'''
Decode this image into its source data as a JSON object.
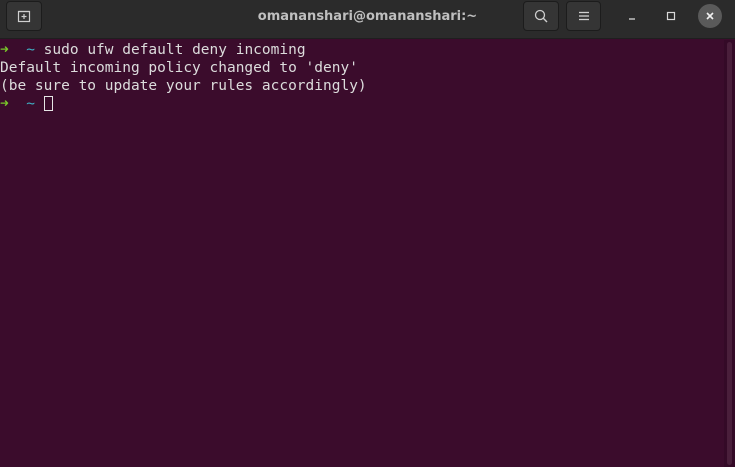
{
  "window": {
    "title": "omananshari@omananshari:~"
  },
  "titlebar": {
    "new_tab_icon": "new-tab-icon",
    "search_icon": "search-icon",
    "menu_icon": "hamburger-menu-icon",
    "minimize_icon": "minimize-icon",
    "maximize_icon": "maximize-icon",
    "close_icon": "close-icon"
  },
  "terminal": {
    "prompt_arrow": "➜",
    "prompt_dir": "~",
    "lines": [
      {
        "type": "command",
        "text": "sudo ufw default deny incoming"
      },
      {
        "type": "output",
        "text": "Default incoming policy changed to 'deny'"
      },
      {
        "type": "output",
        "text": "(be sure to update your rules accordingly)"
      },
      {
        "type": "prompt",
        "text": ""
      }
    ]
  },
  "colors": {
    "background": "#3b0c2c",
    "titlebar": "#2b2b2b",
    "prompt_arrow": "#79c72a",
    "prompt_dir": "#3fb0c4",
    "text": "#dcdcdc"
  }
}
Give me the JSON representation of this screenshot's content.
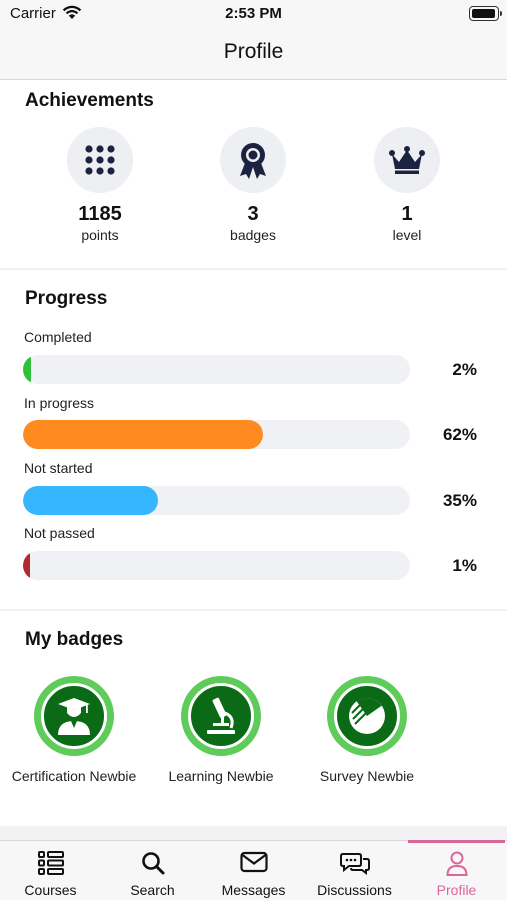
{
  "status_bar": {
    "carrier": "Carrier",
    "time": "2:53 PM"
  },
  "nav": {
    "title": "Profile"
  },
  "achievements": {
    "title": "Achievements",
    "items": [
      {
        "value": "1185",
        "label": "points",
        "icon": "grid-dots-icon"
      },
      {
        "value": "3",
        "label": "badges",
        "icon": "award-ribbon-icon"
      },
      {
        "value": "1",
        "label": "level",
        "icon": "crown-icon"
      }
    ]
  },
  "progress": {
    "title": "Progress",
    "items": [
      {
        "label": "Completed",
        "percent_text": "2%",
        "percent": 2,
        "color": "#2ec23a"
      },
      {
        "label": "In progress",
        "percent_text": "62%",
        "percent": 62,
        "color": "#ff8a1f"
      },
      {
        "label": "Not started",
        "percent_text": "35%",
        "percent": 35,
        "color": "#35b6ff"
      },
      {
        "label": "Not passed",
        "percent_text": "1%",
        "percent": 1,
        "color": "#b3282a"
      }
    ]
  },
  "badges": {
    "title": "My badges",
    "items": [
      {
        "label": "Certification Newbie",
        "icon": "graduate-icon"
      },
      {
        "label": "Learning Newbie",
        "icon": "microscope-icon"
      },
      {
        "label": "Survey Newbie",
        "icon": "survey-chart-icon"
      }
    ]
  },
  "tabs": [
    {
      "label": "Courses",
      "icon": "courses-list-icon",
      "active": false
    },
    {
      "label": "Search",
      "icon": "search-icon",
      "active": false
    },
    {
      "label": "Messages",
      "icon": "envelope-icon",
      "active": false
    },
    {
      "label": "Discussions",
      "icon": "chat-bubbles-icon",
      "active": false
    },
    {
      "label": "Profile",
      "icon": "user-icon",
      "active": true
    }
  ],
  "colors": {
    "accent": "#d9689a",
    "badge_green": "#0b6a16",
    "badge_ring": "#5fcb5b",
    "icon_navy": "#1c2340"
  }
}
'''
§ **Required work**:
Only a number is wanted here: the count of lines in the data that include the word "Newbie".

§ **Result for this task**:
3